Once I was in Sydney I also needed to get a chest X-ray as part of the visa application. It's possible you might be able to get that done in Vancouver if you're working on your visa application earlier than we were.

In Sydney, rent is very expensive. Advertisements (I used for my rental searching) show the price per week not per month. You also need to have four weeks' bond for the landlord before you move in (this is the deposit). That adds up quickly. Edmund helped me with that for me since I wasn't getting paid as soon as I arrived. I found a place in Ultimo (the area right near Prosentient) where my girlfriend and I pay $340/week for a room with a private bathroom in a shared student accommodation place. There are 8 international students living here sharing a kitchen.

If I were looking for a place here now, I would look for something more in the Redfern suburb, which would be a twenty minute bike ride away. It's a bit more affordable (if a bit more sketchy an area - think East Vancouver).

As far as the work goes, I think things have gone very well and I don't know what I would change. Having a bit more background in Perl beforehand would have been useful. I've learned a lot about SQL databases while working here, but actual programming has a steeper learning curve.

I've learned how friendly librarians are and the fact that I'm Canadian makes people even more accommodating. All the librarians have been very good to work with, and Edmund and Rob have been very friendly and welcoming to their co-op student from the far side of the world.

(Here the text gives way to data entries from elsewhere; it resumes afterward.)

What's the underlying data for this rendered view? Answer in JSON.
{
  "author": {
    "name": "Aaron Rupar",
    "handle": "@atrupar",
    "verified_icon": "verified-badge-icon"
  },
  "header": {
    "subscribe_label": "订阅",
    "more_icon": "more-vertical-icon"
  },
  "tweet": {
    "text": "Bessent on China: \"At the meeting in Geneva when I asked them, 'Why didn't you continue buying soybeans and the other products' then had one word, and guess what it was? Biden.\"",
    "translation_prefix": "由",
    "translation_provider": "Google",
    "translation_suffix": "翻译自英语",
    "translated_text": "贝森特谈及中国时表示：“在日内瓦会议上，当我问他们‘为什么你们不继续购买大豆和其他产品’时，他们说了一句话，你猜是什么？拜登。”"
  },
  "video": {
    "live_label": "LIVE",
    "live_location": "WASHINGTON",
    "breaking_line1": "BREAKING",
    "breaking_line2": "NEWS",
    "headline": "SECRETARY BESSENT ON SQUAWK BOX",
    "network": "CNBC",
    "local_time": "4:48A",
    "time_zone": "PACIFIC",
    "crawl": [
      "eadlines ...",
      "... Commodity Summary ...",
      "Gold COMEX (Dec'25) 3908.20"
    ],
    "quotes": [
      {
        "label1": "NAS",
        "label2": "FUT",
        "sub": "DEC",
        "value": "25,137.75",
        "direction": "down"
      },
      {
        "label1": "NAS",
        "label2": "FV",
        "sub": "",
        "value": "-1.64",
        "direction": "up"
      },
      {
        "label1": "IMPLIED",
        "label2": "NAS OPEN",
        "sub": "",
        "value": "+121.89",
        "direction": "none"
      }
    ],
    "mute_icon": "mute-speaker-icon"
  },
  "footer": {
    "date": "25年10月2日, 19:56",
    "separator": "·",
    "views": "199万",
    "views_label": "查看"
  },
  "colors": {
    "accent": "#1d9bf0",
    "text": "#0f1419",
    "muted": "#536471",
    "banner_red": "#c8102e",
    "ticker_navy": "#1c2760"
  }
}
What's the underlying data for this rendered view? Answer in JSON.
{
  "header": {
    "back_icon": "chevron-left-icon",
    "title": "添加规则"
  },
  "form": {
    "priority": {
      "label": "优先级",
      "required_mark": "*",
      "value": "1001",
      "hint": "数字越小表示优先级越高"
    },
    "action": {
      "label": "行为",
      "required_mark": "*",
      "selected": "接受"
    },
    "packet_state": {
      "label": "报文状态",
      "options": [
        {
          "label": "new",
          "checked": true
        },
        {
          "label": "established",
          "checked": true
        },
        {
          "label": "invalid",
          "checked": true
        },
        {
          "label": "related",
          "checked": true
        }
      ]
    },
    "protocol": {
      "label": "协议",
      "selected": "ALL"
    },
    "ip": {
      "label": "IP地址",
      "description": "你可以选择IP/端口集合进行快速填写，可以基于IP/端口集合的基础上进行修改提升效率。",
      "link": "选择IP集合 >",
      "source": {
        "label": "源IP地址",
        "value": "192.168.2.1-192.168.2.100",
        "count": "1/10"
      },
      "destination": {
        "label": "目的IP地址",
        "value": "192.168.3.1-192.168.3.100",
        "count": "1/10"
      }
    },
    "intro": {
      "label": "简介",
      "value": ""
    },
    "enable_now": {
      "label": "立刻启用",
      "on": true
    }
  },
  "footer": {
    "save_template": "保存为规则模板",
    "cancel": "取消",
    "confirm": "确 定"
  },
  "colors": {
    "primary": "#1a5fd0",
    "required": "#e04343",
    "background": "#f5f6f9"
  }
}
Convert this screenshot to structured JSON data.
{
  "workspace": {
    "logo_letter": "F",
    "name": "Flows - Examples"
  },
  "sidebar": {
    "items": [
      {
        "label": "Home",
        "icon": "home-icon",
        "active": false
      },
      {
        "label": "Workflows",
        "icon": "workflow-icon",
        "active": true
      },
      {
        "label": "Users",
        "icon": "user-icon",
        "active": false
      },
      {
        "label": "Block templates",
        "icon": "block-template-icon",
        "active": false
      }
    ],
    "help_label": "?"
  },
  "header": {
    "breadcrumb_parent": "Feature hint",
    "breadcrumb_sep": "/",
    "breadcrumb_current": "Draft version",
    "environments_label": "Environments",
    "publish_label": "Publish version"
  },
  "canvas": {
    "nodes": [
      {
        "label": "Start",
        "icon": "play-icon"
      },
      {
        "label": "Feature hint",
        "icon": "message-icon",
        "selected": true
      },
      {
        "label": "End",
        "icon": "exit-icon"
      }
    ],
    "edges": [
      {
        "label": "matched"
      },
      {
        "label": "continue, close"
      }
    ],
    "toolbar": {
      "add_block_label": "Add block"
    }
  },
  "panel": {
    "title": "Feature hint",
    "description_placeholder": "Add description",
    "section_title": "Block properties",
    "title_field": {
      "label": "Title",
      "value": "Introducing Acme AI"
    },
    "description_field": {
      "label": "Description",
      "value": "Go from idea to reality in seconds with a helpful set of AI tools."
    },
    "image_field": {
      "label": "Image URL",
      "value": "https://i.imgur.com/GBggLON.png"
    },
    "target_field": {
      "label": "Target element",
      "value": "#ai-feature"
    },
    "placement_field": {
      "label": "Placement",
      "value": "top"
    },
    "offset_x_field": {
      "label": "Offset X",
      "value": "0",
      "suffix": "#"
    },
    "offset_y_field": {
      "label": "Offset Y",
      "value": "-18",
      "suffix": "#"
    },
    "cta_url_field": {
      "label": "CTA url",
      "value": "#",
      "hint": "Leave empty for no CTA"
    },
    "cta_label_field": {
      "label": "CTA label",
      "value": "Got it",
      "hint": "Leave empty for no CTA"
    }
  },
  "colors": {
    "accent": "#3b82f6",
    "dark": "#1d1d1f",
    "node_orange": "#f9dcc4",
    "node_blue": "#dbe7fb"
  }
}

I've enjoyed my time at Prosentient and feel I'm learning a lot about the kind of work that's possible in relation to libraries beyond the traditional Public/Academic type situation. Edmund has been an exceedingly supportive and encouraging supervisor who's given me lots of room to grow. This has been an excellent experience, all in all.